#### HOW TO COMPLETE THIS TASK
Exact repetition of the whole listing is what this exercise asks for.

#### RECORDS
****************

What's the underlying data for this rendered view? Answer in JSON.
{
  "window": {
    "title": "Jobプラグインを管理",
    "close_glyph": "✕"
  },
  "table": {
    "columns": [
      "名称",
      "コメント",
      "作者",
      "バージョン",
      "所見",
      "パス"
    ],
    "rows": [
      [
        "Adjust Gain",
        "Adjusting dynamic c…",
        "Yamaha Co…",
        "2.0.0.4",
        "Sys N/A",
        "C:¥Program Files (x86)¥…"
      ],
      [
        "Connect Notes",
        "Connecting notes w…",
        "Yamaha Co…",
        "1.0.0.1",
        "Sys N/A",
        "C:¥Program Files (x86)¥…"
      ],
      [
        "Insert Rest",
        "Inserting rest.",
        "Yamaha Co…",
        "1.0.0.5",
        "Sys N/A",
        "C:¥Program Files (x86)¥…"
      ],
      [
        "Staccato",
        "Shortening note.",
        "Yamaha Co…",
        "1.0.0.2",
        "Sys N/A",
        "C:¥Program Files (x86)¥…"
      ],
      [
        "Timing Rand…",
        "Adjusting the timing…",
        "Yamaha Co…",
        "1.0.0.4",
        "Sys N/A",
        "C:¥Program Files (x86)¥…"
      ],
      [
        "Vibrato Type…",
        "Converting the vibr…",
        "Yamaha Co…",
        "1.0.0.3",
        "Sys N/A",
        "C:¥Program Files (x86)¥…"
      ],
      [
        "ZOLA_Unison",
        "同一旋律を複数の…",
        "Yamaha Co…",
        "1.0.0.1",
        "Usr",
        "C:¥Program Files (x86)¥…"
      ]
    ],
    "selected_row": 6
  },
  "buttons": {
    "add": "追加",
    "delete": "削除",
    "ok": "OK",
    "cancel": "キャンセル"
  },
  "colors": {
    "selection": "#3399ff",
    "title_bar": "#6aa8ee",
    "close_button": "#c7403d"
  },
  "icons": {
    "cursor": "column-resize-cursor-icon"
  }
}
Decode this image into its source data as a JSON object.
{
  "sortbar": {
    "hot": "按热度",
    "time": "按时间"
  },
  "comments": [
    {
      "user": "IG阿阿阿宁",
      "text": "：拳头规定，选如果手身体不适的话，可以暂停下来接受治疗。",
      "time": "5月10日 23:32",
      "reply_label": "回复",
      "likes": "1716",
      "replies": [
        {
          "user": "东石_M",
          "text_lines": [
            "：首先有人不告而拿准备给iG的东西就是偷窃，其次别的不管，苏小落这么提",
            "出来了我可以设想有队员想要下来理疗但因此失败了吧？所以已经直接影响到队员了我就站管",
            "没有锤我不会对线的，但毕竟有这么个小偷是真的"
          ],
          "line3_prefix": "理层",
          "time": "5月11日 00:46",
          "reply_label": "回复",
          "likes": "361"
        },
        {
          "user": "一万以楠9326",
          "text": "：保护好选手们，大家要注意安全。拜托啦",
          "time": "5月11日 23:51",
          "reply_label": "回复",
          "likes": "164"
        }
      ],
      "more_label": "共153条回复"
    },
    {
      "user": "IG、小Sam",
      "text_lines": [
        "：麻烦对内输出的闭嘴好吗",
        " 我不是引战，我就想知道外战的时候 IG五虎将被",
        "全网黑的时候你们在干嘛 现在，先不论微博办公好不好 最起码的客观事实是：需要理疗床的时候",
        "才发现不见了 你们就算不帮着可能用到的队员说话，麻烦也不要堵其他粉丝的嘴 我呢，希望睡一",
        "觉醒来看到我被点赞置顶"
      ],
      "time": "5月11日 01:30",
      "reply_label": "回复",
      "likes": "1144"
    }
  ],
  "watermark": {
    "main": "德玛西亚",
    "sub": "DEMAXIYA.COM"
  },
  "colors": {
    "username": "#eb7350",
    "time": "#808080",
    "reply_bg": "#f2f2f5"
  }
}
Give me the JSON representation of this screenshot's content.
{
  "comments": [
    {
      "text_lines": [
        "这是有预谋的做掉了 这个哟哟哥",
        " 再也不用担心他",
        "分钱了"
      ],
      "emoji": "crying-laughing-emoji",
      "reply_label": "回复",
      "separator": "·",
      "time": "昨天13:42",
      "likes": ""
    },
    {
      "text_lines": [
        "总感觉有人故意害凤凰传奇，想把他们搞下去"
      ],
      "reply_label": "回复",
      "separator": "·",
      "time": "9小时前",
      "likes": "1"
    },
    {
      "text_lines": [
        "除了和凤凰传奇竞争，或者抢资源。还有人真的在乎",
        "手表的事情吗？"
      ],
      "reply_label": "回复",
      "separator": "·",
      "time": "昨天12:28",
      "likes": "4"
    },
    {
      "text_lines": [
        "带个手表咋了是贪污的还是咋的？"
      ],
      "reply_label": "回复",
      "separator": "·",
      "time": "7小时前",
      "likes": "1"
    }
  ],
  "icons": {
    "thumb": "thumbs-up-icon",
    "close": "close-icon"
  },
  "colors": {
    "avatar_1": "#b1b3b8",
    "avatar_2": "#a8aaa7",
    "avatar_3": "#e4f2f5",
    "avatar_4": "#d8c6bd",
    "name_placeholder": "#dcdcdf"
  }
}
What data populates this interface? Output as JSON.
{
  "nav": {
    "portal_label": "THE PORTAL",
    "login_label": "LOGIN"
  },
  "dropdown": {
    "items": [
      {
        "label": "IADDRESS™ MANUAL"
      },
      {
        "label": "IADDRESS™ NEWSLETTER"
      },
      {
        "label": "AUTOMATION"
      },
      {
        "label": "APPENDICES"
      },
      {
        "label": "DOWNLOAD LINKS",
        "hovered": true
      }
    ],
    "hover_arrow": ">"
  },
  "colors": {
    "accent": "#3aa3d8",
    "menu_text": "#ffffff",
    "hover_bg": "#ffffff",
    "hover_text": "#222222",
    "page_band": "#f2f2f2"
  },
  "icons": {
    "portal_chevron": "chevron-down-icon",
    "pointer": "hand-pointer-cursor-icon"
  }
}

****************

#### RESULT OF THE EXERCISE
What's the underlying data for this rendered view? Answer in JSON.
{
  "window": {
    "title": "Jobプラグインを管理",
    "close_glyph": "✕"
  },
  "table": {
    "columns": [
      "名称",
      "コメント",
      "作者",
      "バージョン",
      "所見",
      "パス"
    ],
    "rows": [
      [
        "Adjust Gain",
        "Adjusting dynamic c…",
        "Yamaha Co…",
        "2.0.0.4",
        "Sys N/A",
        "C:¥Program Files (x86)¥…"
      ],
      [
        "Connect Notes",
        "Connecting notes w…",
        "Yamaha Co…",
        "1.0.0.1",
        "Sys N/A",
        "C:¥Program Files (x86)¥…"
      ],
      [
        "Insert Rest",
        "Inserting rest.",
        "Yamaha Co…",
        "1.0.0.5",
        "Sys N/A",
        "C:¥Program Files (x86)¥…"
      ],
      [
        "Staccato",
        "Shortening note.",
        "Yamaha Co…",
        "1.0.0.2",
        "Sys N/A",
        "C:¥Program Files (x86)¥…"
      ],
      [
        "Timing Rand…",
        "Adjusting the timing…",
        "Yamaha Co…",
        "1.0.0.4",
        "Sys N/A",
        "C:¥Program Files (x86)¥…"
      ],
      [
        "Vibrato Type…",
        "Converting the vibr…",
        "Yamaha Co…",
        "1.0.0.3",
        "Sys N/A",
        "C:¥Program Files (x86)¥…"
      ],
      [
        "ZOLA_Unison",
        "同一旋律を複数の…",
        "Yamaha Co…",
        "1.0.0.1",
        "Usr",
        "C:¥Program Files (x86)¥…"
      ]
    ],
    "selected_row": 6
  },
  "buttons": {
    "add": "追加",
    "delete": "削除",
    "ok": "OK",
    "cancel": "キャンセル"
  },
  "colors": {
    "selection": "#3399ff",
    "title_bar": "#6aa8ee",
    "close_button": "#c7403d"
  },
  "icons": {
    "cursor": "column-resize-cursor-icon"
  }
}
Decode this image into its source data as a JSON object.
{
  "sortbar": {
    "hot": "按热度",
    "time": "按时间"
  },
  "comments": [
    {
      "user": "IG阿阿阿宁",
      "text": "：拳头规定，选如果手身体不适的话，可以暂停下来接受治疗。",
      "time": "5月10日 23:32",
      "reply_label": "回复",
      "likes": "1716",
      "replies": [
        {
          "user": "东石_M",
          "text_lines": [
            "：首先有人不告而拿准备给iG的东西就是偷窃，其次别的不管，苏小落这么提",
            "出来了我可以设想有队员想要下来理疗但因此失败了吧？所以已经直接影响到队员了我就站管",
            "没有锤我不会对线的，但毕竟有这么个小偷是真的"
          ],
          "line3_prefix": "理层",
          "time": "5月11日 00:46",
          "reply_label": "回复",
          "likes": "361"
        },
        {
          "user": "一万以楠9326",
          "text": "：保护好选手们，大家要注意安全。拜托啦",
          "time": "5月11日 23:51",
          "reply_label": "回复",
          "likes": "164"
        }
      ],
      "more_label": "共153条回复"
    },
    {
      "user": "IG、小Sam",
      "text_lines": [
        "：麻烦对内输出的闭嘴好吗",
        " 我不是引战，我就想知道外战的时候 IG五虎将被",
        "全网黑的时候你们在干嘛 现在，先不论微博办公好不好 最起码的客观事实是：需要理疗床的时候",
        "才发现不见了 你们就算不帮着可能用到的队员说话，麻烦也不要堵其他粉丝的嘴 我呢，希望睡一",
        "觉醒来看到我被点赞置顶"
      ],
      "time": "5月11日 01:30",
      "reply_label": "回复",
      "likes": "1144"
    }
  ],
  "watermark": {
    "main": "德玛西亚",
    "sub": "DEMAXIYA.COM"
  },
  "colors": {
    "username": "#eb7350",
    "time": "#808080",
    "reply_bg": "#f2f2f5"
  }
}
Give me the JSON representation of this screenshot's content.
{
  "comments": [
    {
      "text_lines": [
        "这是有预谋的做掉了 这个哟哟哥",
        " 再也不用担心他",
        "分钱了"
      ],
      "emoji": "crying-laughing-emoji",
      "reply_label": "回复",
      "separator": "·",
      "time": "昨天13:42",
      "likes": ""
    },
    {
      "text_lines": [
        "总感觉有人故意害凤凰传奇，想把他们搞下去"
      ],
      "reply_label": "回复",
      "separator": "·",
      "time": "9小时前",
      "likes": "1"
    },
    {
      "text_lines": [
        "除了和凤凰传奇竞争，或者抢资源。还有人真的在乎",
        "手表的事情吗？"
      ],
      "reply_label": "回复",
      "separator": "·",
      "time": "昨天12:28",
      "likes": "4"
    },
    {
      "text_lines": [
        "带个手表咋了是贪污的还是咋的？"
      ],
      "reply_label": "回复",
      "separator": "·",
      "time": "7小时前",
      "likes": "1"
    }
  ],
  "icons": {
    "thumb": "thumbs-up-icon",
    "close": "close-icon"
  },
  "colors": {
    "avatar_1": "#b1b3b8",
    "avatar_2": "#a8aaa7",
    "avatar_3": "#e4f2f5",
    "avatar_4": "#d8c6bd",
    "name_placeholder": "#dcdcdf"
  }
}
What data populates this interface? Output as JSON.
{
  "nav": {
    "portal_label": "THE PORTAL",
    "login_label": "LOGIN"
  },
  "dropdown": {
    "items": [
      {
        "label": "IADDRESS™ MANUAL"
      },
      {
        "label": "IADDRESS™ NEWSLETTER"
      },
      {
        "label": "AUTOMATION"
      },
      {
        "label": "APPENDICES"
      },
      {
        "label": "DOWNLOAD LINKS",
        "hovered": true
      }
    ],
    "hover_arrow": ">"
  },
  "colors": {
    "accent": "#3aa3d8",
    "menu_text": "#ffffff",
    "hover_bg": "#ffffff",
    "hover_text": "#222222",
    "page_band": "#f2f2f2"
  },
  "icons": {
    "portal_chevron": "chevron-down-icon",
    "pointer": "hand-pointer-cursor-icon"
  }
}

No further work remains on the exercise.